Dark Room Etiquette has a starred review from Publishers Weekly.
Hi, all! I haven’t left the blogosphere; I ended up taking a sort of blog-cation because work has been BANANAS. Good bananas, but busy, because MY KIDS ARE ALL COMING BACK! The library is full and bustling again, and I’m thrilled. I’ve got lots of exciting things to chat about, so expect to hear from me about library life in addition to my book posts.
Speaking of library life, I’m thrilled to mention that I’ve been reviewing for School Library Journal! I’ve got six reviews actually posted at the moment, including a starred review from Oliver Jeffers’s Meanwhile Back on Earth: Finding Our Place Through Time and Space, which you can read for free. If you have a subscription to SLJ, you can access my other reviews here.

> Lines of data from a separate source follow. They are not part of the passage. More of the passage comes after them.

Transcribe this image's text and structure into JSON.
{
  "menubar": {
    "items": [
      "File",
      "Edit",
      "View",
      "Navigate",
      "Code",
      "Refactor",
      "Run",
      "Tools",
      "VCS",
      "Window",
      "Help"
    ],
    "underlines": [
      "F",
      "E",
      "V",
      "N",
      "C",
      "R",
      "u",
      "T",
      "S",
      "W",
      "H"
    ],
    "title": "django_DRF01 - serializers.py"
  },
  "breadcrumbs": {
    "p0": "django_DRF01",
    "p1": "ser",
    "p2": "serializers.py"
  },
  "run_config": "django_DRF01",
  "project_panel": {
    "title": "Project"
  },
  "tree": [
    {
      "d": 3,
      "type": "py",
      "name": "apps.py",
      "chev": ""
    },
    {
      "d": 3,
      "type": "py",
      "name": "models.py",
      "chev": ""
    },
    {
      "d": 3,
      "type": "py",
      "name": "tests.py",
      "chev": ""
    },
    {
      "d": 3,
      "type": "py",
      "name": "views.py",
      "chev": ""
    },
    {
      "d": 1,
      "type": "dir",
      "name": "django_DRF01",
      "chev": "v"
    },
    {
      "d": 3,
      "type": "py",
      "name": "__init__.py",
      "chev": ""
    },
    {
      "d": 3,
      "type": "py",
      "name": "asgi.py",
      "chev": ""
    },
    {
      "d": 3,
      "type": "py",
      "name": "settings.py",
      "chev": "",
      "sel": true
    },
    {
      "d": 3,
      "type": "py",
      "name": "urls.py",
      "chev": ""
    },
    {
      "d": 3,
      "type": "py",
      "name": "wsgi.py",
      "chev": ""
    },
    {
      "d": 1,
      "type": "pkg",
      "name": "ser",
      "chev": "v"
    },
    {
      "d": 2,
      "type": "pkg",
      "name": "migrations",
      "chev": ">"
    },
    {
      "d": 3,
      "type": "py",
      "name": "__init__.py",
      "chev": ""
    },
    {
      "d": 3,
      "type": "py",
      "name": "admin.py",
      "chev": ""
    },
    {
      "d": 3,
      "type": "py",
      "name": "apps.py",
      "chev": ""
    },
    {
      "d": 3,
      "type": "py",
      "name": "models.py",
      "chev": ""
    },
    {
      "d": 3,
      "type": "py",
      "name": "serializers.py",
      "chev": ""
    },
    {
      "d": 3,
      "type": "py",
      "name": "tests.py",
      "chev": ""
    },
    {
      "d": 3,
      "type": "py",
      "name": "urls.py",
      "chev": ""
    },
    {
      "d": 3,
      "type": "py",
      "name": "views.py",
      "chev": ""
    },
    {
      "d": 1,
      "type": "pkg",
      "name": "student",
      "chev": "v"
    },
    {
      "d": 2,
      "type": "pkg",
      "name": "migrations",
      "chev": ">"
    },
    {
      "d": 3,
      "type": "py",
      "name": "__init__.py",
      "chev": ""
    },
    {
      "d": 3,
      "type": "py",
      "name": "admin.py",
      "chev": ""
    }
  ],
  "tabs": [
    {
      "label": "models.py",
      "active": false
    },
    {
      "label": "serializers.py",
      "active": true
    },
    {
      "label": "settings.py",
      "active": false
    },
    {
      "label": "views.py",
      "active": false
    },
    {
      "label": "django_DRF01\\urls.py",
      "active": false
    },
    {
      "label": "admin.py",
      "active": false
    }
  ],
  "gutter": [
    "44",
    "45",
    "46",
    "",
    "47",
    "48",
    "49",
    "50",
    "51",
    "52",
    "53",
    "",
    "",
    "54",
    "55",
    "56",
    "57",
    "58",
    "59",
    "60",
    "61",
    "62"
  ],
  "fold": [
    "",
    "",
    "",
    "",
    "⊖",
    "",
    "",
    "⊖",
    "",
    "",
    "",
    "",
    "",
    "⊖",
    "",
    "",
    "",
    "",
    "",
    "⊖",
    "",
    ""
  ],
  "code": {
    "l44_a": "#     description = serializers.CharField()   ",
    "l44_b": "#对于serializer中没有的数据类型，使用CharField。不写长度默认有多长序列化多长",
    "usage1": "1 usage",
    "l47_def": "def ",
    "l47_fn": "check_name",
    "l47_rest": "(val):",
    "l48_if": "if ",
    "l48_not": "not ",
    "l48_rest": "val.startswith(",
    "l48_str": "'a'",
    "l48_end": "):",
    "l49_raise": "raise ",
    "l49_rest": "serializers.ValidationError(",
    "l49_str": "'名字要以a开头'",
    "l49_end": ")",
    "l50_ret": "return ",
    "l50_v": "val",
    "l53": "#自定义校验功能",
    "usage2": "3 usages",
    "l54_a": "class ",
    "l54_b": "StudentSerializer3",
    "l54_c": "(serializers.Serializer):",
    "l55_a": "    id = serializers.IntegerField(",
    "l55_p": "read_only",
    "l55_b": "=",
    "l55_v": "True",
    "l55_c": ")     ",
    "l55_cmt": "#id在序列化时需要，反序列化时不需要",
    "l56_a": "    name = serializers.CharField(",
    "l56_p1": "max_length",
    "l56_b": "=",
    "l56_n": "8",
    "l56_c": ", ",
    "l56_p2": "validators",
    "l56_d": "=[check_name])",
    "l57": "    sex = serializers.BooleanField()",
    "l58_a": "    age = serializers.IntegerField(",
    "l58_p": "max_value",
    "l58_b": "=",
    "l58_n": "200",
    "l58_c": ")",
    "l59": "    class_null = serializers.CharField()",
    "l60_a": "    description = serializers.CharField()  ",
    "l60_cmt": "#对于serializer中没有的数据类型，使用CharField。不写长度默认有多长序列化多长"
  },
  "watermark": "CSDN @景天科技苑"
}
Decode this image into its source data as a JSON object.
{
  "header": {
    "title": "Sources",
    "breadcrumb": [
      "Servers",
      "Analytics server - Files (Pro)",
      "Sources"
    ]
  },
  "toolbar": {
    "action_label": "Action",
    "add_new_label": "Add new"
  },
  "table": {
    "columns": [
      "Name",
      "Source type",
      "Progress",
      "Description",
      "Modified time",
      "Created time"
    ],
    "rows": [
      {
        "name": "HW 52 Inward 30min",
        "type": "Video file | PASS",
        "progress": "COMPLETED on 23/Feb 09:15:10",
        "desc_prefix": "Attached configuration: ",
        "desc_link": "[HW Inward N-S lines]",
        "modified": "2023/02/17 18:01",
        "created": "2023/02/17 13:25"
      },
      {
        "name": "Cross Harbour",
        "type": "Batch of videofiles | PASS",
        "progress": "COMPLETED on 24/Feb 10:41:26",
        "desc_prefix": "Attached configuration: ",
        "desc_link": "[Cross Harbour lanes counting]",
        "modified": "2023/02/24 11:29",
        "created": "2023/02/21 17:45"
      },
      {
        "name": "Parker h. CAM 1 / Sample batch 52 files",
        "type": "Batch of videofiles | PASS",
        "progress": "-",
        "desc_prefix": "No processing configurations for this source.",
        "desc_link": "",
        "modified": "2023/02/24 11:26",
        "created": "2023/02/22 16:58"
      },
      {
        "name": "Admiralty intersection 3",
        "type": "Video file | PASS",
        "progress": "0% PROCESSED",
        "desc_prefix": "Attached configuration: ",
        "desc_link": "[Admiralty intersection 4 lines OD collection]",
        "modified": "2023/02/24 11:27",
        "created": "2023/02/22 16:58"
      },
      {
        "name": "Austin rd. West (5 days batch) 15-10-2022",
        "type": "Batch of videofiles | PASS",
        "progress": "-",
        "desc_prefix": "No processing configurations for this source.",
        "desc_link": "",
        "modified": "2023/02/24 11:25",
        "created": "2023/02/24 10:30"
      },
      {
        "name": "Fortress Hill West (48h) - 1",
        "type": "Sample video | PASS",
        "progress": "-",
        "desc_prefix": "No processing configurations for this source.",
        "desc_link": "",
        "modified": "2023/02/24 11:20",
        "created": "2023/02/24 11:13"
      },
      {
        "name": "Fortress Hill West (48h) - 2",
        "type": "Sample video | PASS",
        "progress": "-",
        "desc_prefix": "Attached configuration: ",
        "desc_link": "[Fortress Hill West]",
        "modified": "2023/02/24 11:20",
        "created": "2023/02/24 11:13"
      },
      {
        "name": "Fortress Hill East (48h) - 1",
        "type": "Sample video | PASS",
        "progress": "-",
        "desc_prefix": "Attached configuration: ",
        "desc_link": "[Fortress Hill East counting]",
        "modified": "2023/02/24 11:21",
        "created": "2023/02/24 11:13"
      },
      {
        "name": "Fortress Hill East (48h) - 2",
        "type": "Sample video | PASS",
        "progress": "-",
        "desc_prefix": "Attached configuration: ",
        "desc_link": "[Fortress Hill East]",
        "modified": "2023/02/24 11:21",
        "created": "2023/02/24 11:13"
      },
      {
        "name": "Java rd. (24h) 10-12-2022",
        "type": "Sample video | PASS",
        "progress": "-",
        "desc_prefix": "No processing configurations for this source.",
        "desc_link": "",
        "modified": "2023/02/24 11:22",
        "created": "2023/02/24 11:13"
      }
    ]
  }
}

More to come, I just wanted to get a quick note up to say hello there. I’m off tomorrow for Veteran’s Day, so – dare I say it out loud? – I’ll work on getting some posts live in between finishing my CYBILS first round graphic novel reads.
Talk to you soon!